Please forward this and share widely.

Click here for PDF version: Warrants


Tips for Filling Out Your Public Defender Application

If you haven’t already, click here to for the application.

Indigent Defense Application Tips:

In General:
– Do not leave any question blank. If the answer is Ø (zero), enter ‘Ø’. If the answer is ‘not applicable’, enter ‘n/a’ or ‘not applicable’. If the question is asking for a number value, write Ø (zero). Writing ‘not applicable’ or ‘n/a’ for a value question may lead to the application being rejected. If there are multiple answer areas, make sure that each one has some answer (Ø or n/a) in it.
– Err on the side of providing more detail than you think may be required.
– Do not cross or X out any questions or sections, or make modifications to the questions as they are written on the form.

Part A:
For mailing address: list an address where you are confident that you will receive mail – best case somewhere that mail could be forwarded/delivered to you at Standing Rock if you are planning to be here for a while. This does not have to be your permanent address.

Part B:
-If you do currently receive public assistance or government/welfare benefits of any kind, note them here. If you receive benefits, this will increase the likelihood that you will qualify for appointed counsel.
-If you receive out-of-state public assistance or food support that is called something other than what is listed on the form, write it in or check the box for the benefit most similar to what you receive, and make a note stating where you receive it and what it’s called there.
-If you are filling in the form out of custody and have access to documentation that you receive government assistance, include any available documentation. It’s worth the additional effort.

Parts C and D:
-If you are filling in Ø or n/a for income or asset questions, add a note of explanation. If there is no space in the form, use an asterisk and make a note in the margin.
–I was recently diagnosed with a chronic medical condition and did not receive accommodations, so I quit.
–I have used up my unemployment benefits and my application for SSI is pending. [income]
–I do not own a house or land, and I drove here in my 1985 pickup truck (value: $1) with all of my personal belongings, none of which have any resale value. [assets]

Part E:
List any person to whom you regularly give material support, even if you do not claim that person as a dependent, and regardless of how small or informal the support might be. (Example: $20 cash bimonthly to adult grandson)

Part F:
Do not ignore this question!
Candidly list debts, ailments, or other obstacles that limit your income and/or access to liquid funds. [Examples: student debt, medical costs, layoffs, cost of living increases, outstanding taxes]

Part G:
-Sign with your own name, and write down the accurate date. Your application will not be considered complete without a date and signature.
-You do not have to fill out the race/ethnicity and military service questions – however we are recommending that you do so in this instance to eliminate any possible argument of incompleteness. If you choose to answer the race/ethnicity question, you are free to use whatever language you believe accurately reflects your identity
-Do not fill out any of the section marked ‘FOR COURT USE ONLY’

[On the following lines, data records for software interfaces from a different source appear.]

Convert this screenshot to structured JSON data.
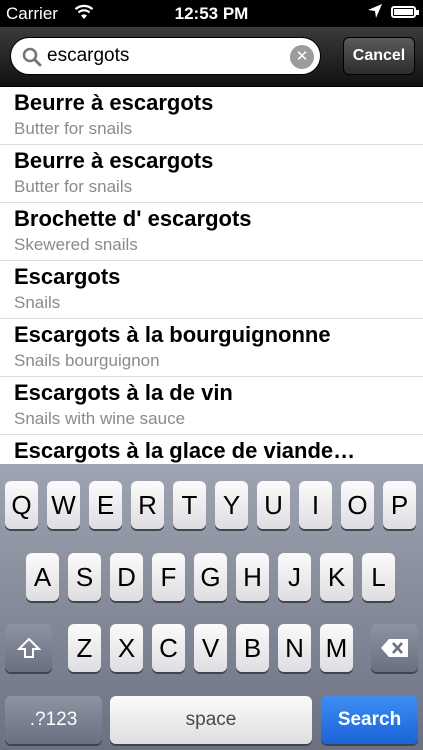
{
  "status_bar": {
    "carrier": "Carrier",
    "time": "12:53 PM",
    "icons": [
      "wifi-icon",
      "location-icon",
      "battery-icon"
    ]
  },
  "search": {
    "value": "escargots",
    "cancel_label": "Cancel",
    "icons": [
      "magnifier-icon",
      "clear-icon"
    ]
  },
  "results": [
    {
      "title": "Beurre à escargots",
      "subtitle": "Butter for snails"
    },
    {
      "title": "Beurre à escargots",
      "subtitle": "Butter for snails"
    },
    {
      "title": "Brochette d' escargots",
      "subtitle": "Skewered snails"
    },
    {
      "title": "Escargots",
      "subtitle": "Snails"
    },
    {
      "title": "Escargots à la bourguignonne",
      "subtitle": "Snails bourguignon"
    },
    {
      "title": "Escargots à la de vin",
      "subtitle": "Snails with wine sauce"
    },
    {
      "title": "Escargots à la glace de viande…",
      "subtitle": ""
    }
  ],
  "keyboard": {
    "row1": [
      "Q",
      "W",
      "E",
      "R",
      "T",
      "Y",
      "U",
      "I",
      "O",
      "P"
    ],
    "row2": [
      "A",
      "S",
      "D",
      "F",
      "G",
      "H",
      "J",
      "K",
      "L"
    ],
    "row3": [
      "Z",
      "X",
      "C",
      "V",
      "B",
      "N",
      "M"
    ],
    "numbers_label": ".?123",
    "space_label": "space",
    "search_label": "Search",
    "icons": [
      "shift-icon",
      "backspace-icon"
    ]
  },
  "colors": {
    "search_key": "#1b63d9",
    "subtitle": "#8a8a8a"
  }
}
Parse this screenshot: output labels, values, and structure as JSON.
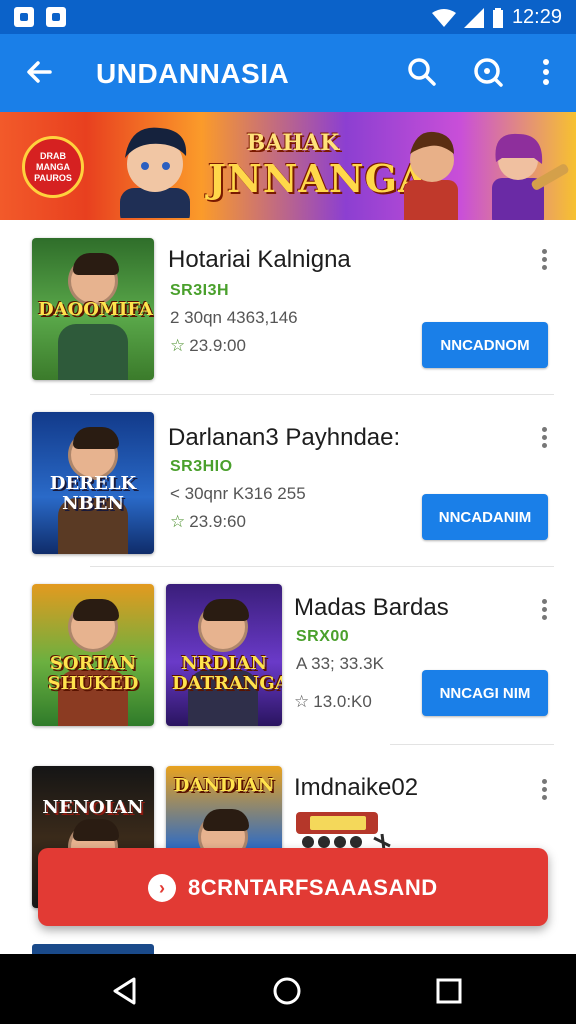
{
  "status_bar": {
    "time": "12:29"
  },
  "app_bar": {
    "title": "UNDANNASIA"
  },
  "banner": {
    "badge_text": "DRAB\nMANGA\nPAUROS",
    "title_line1": "BAHAK",
    "title_line2": "JNNANGA"
  },
  "apps": [
    {
      "name": "Hotariai Kalnigna",
      "price": "SR3I3H",
      "meta": "2 30qn 4363,146",
      "rating": "23.9:00",
      "button": "NNCADNOM",
      "thumb_title": "DAOOMIFA"
    },
    {
      "name": "Darlanan3 Payhndae:",
      "price": "SR3HIO",
      "meta": "< 30qnr K316 255",
      "rating": "23.9:60",
      "button": "NNCADANIM",
      "thumb_title": "DERELK NBEN"
    },
    {
      "name": "Madas Bardas",
      "price": "SRX00",
      "meta": "A 33; 33.3K",
      "rating": "13.0:K0",
      "button": "NNCAGI NIM",
      "thumb_title": "SORTAN SHUKED",
      "thumb2_title": "NRDIAN DATRANGA"
    },
    {
      "name": "Imdnaike02",
      "price": "",
      "meta": "",
      "rating": "",
      "button": "",
      "thumb_title": "NENOIAN",
      "thumb2_title": "DANDIAN"
    }
  ],
  "floating_button": {
    "label": "8CRNTARFSAAASAND"
  },
  "colors": {
    "primary": "#1a7fe8",
    "status": "#0b62c9",
    "accent": "#e23a34",
    "price": "#4aa02c"
  }
}
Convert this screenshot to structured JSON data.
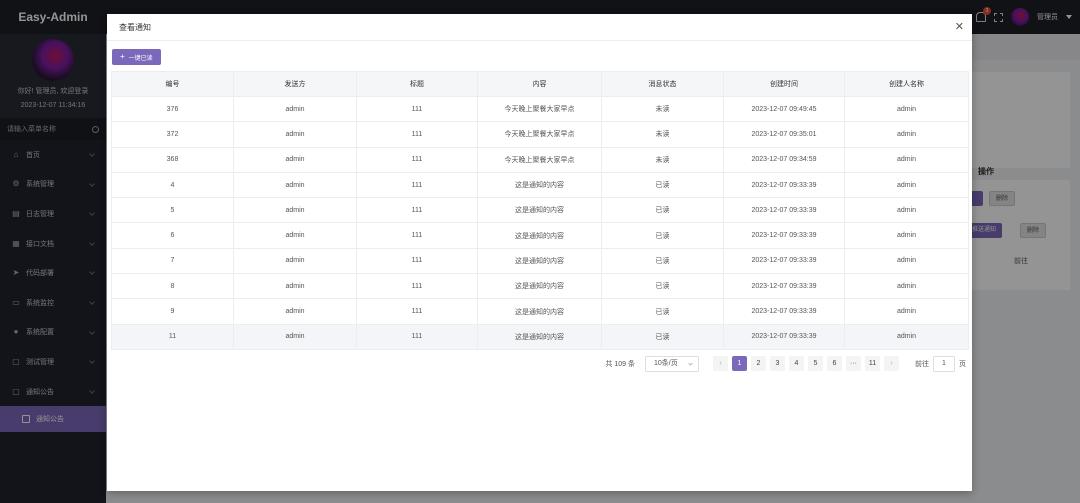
{
  "app": {
    "title": "Easy-Admin"
  },
  "user": {
    "greeting": "你好! 管理员, 欢迎登录",
    "login_time": "2023-12-07 11:34:16",
    "name": "管理员"
  },
  "menu_search": {
    "placeholder": "请输入菜单名称"
  },
  "menu": [
    {
      "label": "首页",
      "icon": "home-icon"
    },
    {
      "label": "系统管理",
      "icon": "gear-icon"
    },
    {
      "label": "日志管理",
      "icon": "document-icon"
    },
    {
      "label": "接口文档",
      "icon": "grid-icon"
    },
    {
      "label": "代码部署",
      "icon": "send-icon"
    },
    {
      "label": "系统监控",
      "icon": "monitor-icon"
    },
    {
      "label": "系统配置",
      "icon": "settings-icon"
    },
    {
      "label": "测试管理",
      "icon": "file-icon"
    },
    {
      "label": "通知公告",
      "icon": "file-icon"
    }
  ],
  "submenu": {
    "label": "通知公告"
  },
  "topbar": {
    "bell_badge": "3"
  },
  "background": {
    "op_header": "操作",
    "btn_delete": "删除",
    "btn_push": "推送通知",
    "goto_label": "前往",
    "goto_page": "1"
  },
  "modal": {
    "title": "查看通知",
    "read_all_button": "一键已读",
    "columns": [
      "编号",
      "发送方",
      "标题",
      "内容",
      "消息状态",
      "创建时间",
      "创建人名称"
    ],
    "rows": [
      {
        "id": "376",
        "sender": "admin",
        "title": "111",
        "content": "今天晚上聚餐大家早点",
        "status": "未读",
        "read": false,
        "time": "2023-12-07 09:49:45",
        "creator": "admin"
      },
      {
        "id": "372",
        "sender": "admin",
        "title": "111",
        "content": "今天晚上聚餐大家早点",
        "status": "未读",
        "read": false,
        "time": "2023-12-07 09:35:01",
        "creator": "admin"
      },
      {
        "id": "368",
        "sender": "admin",
        "title": "111",
        "content": "今天晚上聚餐大家早点",
        "status": "未读",
        "read": false,
        "time": "2023-12-07 09:34:59",
        "creator": "admin"
      },
      {
        "id": "4",
        "sender": "admin",
        "title": "111",
        "content": "这是通知的内容",
        "status": "已读",
        "read": true,
        "time": "2023-12-07 09:33:39",
        "creator": "admin"
      },
      {
        "id": "5",
        "sender": "admin",
        "title": "111",
        "content": "这是通知的内容",
        "status": "已读",
        "read": true,
        "time": "2023-12-07 09:33:39",
        "creator": "admin"
      },
      {
        "id": "6",
        "sender": "admin",
        "title": "111",
        "content": "这是通知的内容",
        "status": "已读",
        "read": true,
        "time": "2023-12-07 09:33:39",
        "creator": "admin"
      },
      {
        "id": "7",
        "sender": "admin",
        "title": "111",
        "content": "这是通知的内容",
        "status": "已读",
        "read": true,
        "time": "2023-12-07 09:33:39",
        "creator": "admin"
      },
      {
        "id": "8",
        "sender": "admin",
        "title": "111",
        "content": "这是通知的内容",
        "status": "已读",
        "read": true,
        "time": "2023-12-07 09:33:39",
        "creator": "admin"
      },
      {
        "id": "9",
        "sender": "admin",
        "title": "111",
        "content": "这是通知的内容",
        "status": "已读",
        "read": true,
        "time": "2023-12-07 09:33:39",
        "creator": "admin"
      },
      {
        "id": "11",
        "sender": "admin",
        "title": "111",
        "content": "这是通知的内容",
        "status": "已读",
        "read": true,
        "time": "2023-12-07 09:33:39",
        "creator": "admin"
      }
    ],
    "pagination": {
      "total": "共 109 条",
      "page_size": "10条/页",
      "pages": [
        "1",
        "2",
        "3",
        "4",
        "5",
        "6",
        "···",
        "11"
      ],
      "current": "1",
      "goto_label": "前往",
      "goto_value": "1",
      "page_suffix": "页"
    }
  },
  "colors": {
    "accent": "#7b68ba",
    "unread": "#e0301e",
    "read": "#1a9a2a",
    "sidebar": "#22242c"
  }
}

Submitting Your Application

Once you have filled out and signed your form, you can either scan it and email it to the Morton County Clerk at, or mail it to:

Clerk of Court
210 2nd Ave NW
Mandan, ND 58554